I’m the type of person who thinks faster than he types. Sometimes I’m in such a good flow that I miss typing entire words. My muse spits out sentences faster than I can put them on the screen. This is good! It means I’m excited about the story and as such, I hope the reader will feel that excitement when they read it. After all, if I was bored writing the book, how could I ever expect a reader to enjoy it?
But there’s another type of impatience. The kind that wants us to finish our books too quickly. Don’t mistake this for ambition, because they can look a lot alike. Being eager to finish our books and being frustrated we’re not done yet are two different things.
Take my second book, Shift, for example. I only have a few chapters left that I’d hoped to finish on the weekend. Well, I didn’t get more that a few hours writing done on the weekend and the writing I did made very little progress. So I made a goal for the end of the week, but that’s not looking great either. I just don’t have the creative flow I need right now to deliver the proper ending. Sure I could force it, but I’ve learned already in doing that, I only hurt the story, making makes more work in the editing process than I want. So I take a step back.
Now I’m reading the last few chapters that I wrote, making sure they flow and ensure their working towards the ending I’m plotting. They do! Great! Now I need to brainstorm on how to get where I want to be. The last few weeks I’d averaged 5000 – 8000 words a night! That’s incredible for me, but this week, I’m lucky if I hit 1500. Before I learned this lesson of patience (which is an ongoing process) I’d be frustrated with this. I used to try and force the ending, but I’d just end up making even less progress. Now I realize I need to take advantage of the writing when the creative juices are really flowing and when that urge comes to me, I’ll pump out the last few chapters. That doesn’t mean I won’t sit down and write every night, I will. It does mean that if the pages aren’t coming as quickly as I’d like, I won’t get mad.
You can’t pressure yourself to finish a story. You’re muse will let you know when it’s ready and how to get to the end, but if you push it, you could end up doing more damage than good.

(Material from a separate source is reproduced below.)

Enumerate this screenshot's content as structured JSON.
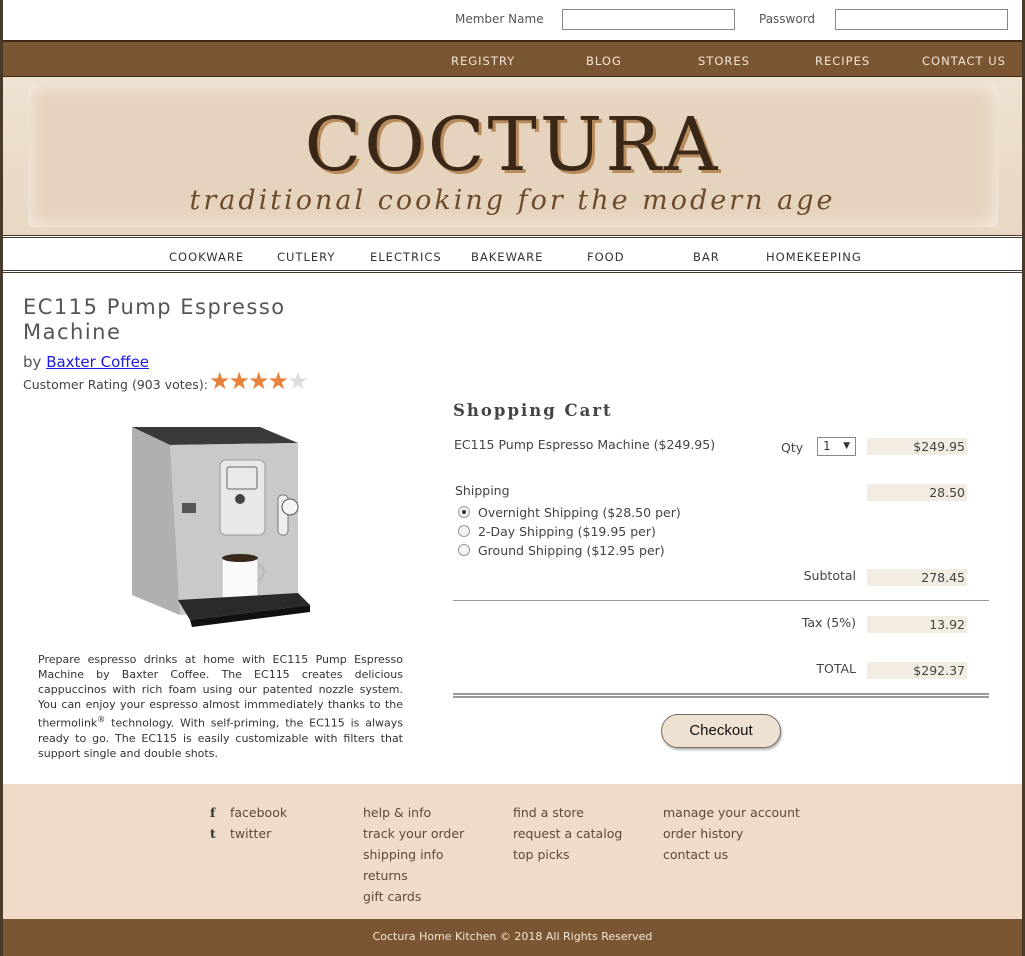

If you hit a rough patch in your story, don’t get frustrated. I know it’s easier said than done but trust me when I say “getting mad doesn’t solve your problem.” Instead, do some social networking, read a book, read a blog, do a dance, eat some ice cream, or work on another project. The point is, it doesn’t matter what you do, but the more energy you spend dwelling on your lack of progress, the more lack of progress you’ll see.
Of course, this is all my opinion, but if your stuck and you want to take my advice, sit down and relax. Take a load off, put up your feet, and do something to take your mind off of it. You’re story will thank you in the end, as will your sanity.